The year's first cyclone in the region is the latest of the frequent storms that have pounded the low-lying coasts of the South Asian neighbours in recent years, as climate change drives up surface temperatures at sea.

Fierce winds snapped power lines, uprooted poles and trees and snatched the roofs off some tin and thatched houses while the rain and high tides damaged some embankments and flooded coastal areas.

"We have had no electricity since night, my mobile battery will run out anytime," said Rahat Raja, a resident of Bangladesh's coastal district of Satkhira. "By Allah's grace, the cyclone was not as violent as we thought."

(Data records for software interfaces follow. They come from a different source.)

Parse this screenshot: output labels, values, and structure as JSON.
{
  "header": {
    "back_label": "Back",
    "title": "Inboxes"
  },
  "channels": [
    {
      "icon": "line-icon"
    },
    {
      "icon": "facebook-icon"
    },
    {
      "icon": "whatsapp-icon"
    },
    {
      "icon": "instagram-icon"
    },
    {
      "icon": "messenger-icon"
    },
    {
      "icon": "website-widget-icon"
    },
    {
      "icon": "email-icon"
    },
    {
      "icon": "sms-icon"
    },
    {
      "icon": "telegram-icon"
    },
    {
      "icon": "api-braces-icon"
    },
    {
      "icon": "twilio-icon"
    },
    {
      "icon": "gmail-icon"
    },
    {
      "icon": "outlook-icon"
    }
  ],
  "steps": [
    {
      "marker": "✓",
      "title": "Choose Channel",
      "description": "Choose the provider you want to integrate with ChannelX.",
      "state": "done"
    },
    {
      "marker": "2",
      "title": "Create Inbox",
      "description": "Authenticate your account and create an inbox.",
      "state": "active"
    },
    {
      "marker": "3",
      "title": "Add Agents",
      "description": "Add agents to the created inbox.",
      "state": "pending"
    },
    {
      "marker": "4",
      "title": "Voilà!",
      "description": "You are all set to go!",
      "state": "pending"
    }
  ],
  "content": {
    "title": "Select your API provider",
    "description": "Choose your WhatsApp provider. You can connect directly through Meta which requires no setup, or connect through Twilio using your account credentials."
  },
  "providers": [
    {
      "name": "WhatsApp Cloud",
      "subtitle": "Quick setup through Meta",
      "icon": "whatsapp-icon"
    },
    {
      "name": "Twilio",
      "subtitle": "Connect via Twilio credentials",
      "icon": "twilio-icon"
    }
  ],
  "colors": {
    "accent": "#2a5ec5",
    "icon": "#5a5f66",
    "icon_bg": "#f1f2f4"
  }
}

Nearly 3 million people in Bangladesh were without electricity, officials of its power ministry said.

Both nations moved nearly a million people to storm shelters, about 800,000 of them in Bangladesh, and roughly 110,000 in India, authorities said.

Two people were killed in Bangladesh as they headed to cyclone shelters at the 11th hour, said disaster management chief Mijanur Rahman.

"People are usually very reluctant to leave their livestock and homes to go to cyclone shelters," he said. "They wait until the last minute when it is often too late."

Authorities will need more time to gauge the full extent of losses, he added.

The storm, packing speeds of up to 135 kph (84 mph), crossed the area around Bangladesh's southern port of Mongla and the adjoining Sagar Islands in India's eastern state of West Bengal late on Sunday, Indian weather officials said.

It began making landfall in India at about 9 p.m., a process that ran for about five hours, weather officials added, before weakening into a cyclone during Monday morning.

Now it is expected to move northeast and weaken further, bringing more rain to states there, they added, as winds and rains eased.

One person was crushed to death by falling concrete in the state capital of Kolkata, authorities said, while a woman died when a mud home collapsed on the island of Mousuni in the Sundarbans delta.

High tides breached some protective river embankments in the area, home to some of the world's largest mangrove forests, which is shared by India and Bangladesh.

Rain flooded roads and disrupted travel in Dhaka, the capital of Bangladesh, where authorities gearing for the storm set up nearly 8,000 cyclone shelters and drafted in 78,000 volunteers.

India's navy put ships, aircraft, divers and medical supplies on standby for rescue operations.


Though early warnings and timely evacuation helped avert major casualties, the storm took a heavy toll of utilities in both countries.

Bangladesh shut down electricity supply to many areas in advance to avoid accidents, while many coastal towns were left in the dark as fallen trees and snapped electricity lines disrupted supply, power ministry officials said.

Reports of at least 356 uprooted electricity poles and damage to scores of transformers flowed in early during the storm's landfall in India, said Arup Biswas, the power minister in its state of West Bengal.

Kolkata resumed flights on Monday after more than 50 were cancelled on Sunday, when the storm forced suspension of operations, while suburban train services were also restored.

Rains brought by the storm flooded many streets, television images showed, with reports of wall collapses and at least 52 fallen trees, some of them blocking roads.

Bangladesh suspended operations in its ports of Mongla and nearby Chittagong.